Some areas of the world are short on water, but long on fog.

For them, a partnership between Morocco's Dar Si Hmad, a nonprofit, and Germany's The Water Foundation and Aqualonis, called CloudFisher, distills water from fog.

Located in the Atlas Mountains, CloudFisher's huge nets gather up the fog and funnel water into storage tanks, where it is pumped to homes.

The big nets can withstand winds of up t0 120 mph.

Women and children, who foemer spent many horus a day gathering water, now have time for other things.

Cultures are also preserved because tribes and populations do not have to move elsewhere to find water.

The project has been so successful, it has spawned a school and an observatory.

Similar projects gather tiny amounts of rain for cooking, and that water is also used to cool homes.

Cool, huh?

Wednesday, January 4, 2017

Robot bees

What do you think? More work? (This is the Polish B-Droid.)
Isn't there an old axiom in the aviation industry that a big fuzzy bumblebee is so aerodynamically ill-designed it should not be able to fly? Yet it does.

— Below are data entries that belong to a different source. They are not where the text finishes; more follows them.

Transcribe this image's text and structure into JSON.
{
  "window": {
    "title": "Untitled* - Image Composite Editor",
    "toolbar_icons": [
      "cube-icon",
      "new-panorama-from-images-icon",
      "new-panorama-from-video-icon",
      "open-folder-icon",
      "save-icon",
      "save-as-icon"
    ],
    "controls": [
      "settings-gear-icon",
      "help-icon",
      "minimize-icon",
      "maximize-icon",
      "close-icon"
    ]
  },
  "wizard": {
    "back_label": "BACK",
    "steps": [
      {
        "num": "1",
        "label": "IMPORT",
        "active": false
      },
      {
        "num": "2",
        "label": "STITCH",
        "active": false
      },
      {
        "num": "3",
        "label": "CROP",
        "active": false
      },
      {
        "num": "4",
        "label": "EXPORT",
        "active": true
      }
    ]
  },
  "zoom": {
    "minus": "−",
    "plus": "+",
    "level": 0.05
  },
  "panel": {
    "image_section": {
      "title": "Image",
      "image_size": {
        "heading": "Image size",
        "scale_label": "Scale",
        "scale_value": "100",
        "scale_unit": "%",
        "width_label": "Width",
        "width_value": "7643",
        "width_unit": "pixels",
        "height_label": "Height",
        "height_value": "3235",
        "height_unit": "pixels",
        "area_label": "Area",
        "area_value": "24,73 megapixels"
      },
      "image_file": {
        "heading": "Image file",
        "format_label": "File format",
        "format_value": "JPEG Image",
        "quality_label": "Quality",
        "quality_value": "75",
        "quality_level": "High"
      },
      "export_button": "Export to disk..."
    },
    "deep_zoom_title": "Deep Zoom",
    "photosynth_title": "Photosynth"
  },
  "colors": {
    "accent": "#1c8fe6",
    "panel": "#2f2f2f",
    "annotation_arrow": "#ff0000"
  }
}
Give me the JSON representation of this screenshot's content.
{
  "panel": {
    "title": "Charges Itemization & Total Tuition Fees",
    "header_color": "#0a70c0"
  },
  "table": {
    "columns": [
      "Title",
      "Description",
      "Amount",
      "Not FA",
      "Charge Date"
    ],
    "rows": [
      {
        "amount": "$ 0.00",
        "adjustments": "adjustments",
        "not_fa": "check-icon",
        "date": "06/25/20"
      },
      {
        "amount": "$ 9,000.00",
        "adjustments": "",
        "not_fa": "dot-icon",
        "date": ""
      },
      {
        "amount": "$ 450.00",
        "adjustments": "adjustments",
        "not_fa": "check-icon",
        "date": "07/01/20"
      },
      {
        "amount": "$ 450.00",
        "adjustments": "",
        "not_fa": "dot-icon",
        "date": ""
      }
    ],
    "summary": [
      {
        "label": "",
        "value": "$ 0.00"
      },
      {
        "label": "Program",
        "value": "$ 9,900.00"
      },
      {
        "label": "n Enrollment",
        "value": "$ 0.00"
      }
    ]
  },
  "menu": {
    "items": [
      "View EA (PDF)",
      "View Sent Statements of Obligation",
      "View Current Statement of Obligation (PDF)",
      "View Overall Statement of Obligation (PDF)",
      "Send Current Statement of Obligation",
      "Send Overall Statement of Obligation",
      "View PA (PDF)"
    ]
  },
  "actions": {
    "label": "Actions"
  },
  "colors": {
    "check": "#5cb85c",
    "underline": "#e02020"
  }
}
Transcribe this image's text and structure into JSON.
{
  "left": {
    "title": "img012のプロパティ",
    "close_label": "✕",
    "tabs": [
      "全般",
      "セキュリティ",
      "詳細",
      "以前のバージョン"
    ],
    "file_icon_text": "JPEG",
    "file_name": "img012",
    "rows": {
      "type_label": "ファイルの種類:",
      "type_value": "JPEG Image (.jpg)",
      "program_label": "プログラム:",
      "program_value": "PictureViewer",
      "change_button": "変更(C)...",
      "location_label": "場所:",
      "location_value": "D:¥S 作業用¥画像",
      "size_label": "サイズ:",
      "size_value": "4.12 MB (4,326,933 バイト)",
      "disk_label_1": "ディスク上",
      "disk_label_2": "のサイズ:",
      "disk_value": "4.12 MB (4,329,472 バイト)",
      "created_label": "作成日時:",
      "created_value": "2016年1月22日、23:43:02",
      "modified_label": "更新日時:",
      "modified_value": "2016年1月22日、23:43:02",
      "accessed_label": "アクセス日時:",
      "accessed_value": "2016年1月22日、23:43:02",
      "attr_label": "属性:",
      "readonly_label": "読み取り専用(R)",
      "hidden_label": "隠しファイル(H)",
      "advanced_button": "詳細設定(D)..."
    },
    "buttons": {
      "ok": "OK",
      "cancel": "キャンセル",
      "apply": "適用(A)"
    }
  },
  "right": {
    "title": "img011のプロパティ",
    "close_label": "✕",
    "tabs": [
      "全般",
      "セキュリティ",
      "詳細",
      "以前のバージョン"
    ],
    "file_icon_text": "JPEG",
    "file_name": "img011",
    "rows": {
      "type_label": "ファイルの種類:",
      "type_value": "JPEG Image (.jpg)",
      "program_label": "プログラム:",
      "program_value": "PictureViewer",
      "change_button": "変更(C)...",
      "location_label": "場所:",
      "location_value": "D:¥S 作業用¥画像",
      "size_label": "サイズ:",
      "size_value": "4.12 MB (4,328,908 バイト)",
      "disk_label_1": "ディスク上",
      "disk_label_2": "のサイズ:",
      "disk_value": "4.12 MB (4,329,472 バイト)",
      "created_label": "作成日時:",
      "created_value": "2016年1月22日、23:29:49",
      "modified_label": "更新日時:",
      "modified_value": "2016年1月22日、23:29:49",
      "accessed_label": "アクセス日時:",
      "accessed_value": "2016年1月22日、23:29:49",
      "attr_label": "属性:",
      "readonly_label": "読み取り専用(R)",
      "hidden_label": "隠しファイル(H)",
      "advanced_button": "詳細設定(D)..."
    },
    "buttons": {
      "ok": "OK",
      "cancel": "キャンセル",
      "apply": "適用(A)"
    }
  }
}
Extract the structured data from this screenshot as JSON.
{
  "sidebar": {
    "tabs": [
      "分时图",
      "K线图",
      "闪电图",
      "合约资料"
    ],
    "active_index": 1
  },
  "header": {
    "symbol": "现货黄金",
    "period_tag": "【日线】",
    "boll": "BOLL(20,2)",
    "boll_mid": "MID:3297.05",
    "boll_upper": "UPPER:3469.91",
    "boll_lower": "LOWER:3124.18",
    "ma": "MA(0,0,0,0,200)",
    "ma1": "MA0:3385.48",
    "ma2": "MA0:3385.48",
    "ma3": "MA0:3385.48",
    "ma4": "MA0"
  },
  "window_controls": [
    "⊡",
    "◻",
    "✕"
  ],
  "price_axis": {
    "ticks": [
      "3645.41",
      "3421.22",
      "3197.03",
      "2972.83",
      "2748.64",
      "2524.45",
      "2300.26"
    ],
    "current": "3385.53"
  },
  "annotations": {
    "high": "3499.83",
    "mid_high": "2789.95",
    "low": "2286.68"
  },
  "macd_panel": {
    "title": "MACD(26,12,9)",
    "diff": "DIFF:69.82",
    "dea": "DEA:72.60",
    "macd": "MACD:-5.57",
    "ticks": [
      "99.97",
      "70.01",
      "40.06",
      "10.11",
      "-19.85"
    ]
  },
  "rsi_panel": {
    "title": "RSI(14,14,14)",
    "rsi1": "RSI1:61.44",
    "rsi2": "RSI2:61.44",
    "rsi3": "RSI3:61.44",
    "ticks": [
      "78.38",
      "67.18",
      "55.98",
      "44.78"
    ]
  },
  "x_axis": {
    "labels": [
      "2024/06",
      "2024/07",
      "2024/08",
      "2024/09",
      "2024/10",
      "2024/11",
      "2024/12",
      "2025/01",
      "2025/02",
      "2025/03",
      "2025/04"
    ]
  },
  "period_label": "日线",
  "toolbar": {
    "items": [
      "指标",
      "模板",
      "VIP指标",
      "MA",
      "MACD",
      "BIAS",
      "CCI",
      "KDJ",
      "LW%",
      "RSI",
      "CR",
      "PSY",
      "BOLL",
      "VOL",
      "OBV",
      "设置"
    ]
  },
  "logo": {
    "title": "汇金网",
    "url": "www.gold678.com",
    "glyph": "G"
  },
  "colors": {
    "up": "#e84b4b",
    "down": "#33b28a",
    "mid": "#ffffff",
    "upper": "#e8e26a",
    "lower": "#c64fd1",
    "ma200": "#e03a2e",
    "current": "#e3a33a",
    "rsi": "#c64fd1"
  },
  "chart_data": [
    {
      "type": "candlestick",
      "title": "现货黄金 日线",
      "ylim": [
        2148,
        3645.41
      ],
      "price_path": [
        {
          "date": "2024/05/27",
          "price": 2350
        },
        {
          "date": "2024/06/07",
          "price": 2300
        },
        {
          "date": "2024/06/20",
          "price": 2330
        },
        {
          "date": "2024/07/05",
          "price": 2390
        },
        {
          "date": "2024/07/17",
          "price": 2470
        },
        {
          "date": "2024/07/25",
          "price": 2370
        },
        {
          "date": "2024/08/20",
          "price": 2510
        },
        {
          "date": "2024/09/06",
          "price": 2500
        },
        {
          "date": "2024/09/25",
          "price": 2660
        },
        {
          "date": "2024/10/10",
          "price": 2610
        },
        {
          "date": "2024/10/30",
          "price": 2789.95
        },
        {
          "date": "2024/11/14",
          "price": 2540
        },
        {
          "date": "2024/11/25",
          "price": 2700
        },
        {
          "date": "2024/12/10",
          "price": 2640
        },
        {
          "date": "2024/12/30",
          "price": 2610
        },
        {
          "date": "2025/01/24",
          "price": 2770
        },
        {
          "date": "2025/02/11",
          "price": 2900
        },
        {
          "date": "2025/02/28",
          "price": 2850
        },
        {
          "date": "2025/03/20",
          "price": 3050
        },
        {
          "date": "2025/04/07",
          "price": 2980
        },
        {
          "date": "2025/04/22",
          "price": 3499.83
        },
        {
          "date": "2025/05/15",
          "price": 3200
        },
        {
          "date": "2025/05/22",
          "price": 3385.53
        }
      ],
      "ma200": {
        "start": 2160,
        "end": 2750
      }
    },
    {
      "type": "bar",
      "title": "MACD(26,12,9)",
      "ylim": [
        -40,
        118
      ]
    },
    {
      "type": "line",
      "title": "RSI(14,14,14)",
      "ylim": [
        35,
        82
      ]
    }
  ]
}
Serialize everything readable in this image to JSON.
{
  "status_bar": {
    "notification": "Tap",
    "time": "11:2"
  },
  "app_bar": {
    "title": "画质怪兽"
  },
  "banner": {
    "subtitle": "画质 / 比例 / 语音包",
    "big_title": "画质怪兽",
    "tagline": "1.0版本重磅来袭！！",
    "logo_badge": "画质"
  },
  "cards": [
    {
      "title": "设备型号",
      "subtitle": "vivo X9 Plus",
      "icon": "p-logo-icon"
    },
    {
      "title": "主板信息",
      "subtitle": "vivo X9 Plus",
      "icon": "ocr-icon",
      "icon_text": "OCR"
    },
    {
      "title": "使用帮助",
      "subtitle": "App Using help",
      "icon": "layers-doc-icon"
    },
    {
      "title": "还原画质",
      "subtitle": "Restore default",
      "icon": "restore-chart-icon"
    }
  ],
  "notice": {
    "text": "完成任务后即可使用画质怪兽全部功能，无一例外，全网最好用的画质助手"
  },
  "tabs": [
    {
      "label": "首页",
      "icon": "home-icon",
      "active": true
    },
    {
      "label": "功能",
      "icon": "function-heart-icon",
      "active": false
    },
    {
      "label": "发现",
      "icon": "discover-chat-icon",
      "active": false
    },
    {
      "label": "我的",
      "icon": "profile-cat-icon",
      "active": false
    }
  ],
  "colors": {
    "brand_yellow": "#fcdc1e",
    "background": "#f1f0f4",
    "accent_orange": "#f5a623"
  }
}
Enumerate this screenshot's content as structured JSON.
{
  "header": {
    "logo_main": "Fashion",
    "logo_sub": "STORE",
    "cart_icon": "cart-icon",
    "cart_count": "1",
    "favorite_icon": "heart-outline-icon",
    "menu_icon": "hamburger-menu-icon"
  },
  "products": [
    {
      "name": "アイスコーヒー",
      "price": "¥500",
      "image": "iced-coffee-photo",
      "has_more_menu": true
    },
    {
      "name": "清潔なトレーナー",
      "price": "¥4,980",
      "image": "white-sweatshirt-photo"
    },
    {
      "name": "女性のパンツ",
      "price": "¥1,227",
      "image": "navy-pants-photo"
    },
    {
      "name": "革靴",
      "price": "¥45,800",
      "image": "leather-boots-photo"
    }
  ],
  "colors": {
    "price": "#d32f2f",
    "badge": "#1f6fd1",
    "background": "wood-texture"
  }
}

This came to mind when I read about some mechanical pollinators being developed in Poland and at Harvard--the possible answer, temporary or permanent, to the declining population of honey bees.

Honey bees, wild and domestic, take care of  80% of the world's pollination.  This includes seventy of the top 100 human food crops. No bees, no food--or at least that could happen.

In the US, honey bees have declined from 6 million hives in 1947 to 2.4 million in 2008. That's 60% fewer hives. The cause is called Colony Collapse Disorder.

Now, after four years of work, scientists at the Warsaw University of Technology invented the B-Droid.

A tiny quadcopter, the B-Droid uses onboard cameras and an external computer to plan a flight path over a field.

Dina Spector, writing in the Business Insider (July 7, 2014),  also wrote about a small mechanical pollinator called RoboBees. When tethered to a power supply, they can lift off and hover mid-air using robot wings that flap 120 times a second.

As soon as 10 years from now, the Harvard people say,  RoboBees may be able to fly on their own and communicate like real bees (who use dancing movements to signal great pollinating).

One plus--the RoboBees do not eat and do not need to bring nectar back to the hive. They just pollinate.

But 10 years? Like the larger bumblebee, these seem heavy and clumsy--but they said that one couldn't do the job either--and it does.

Friday, November 4, 2016

Jackpot available for good educational simulation ideas

It's called the EdSim Challenge, a $680,000 contest in search of ways to use simulation in the classroom.

 VR and augmented reality are welcomed. Finalists could get $50,000 to build a prototype. 

The grand prize winner stands to get $430,000. 

Concept proposals are due by next Jan 17, 2017.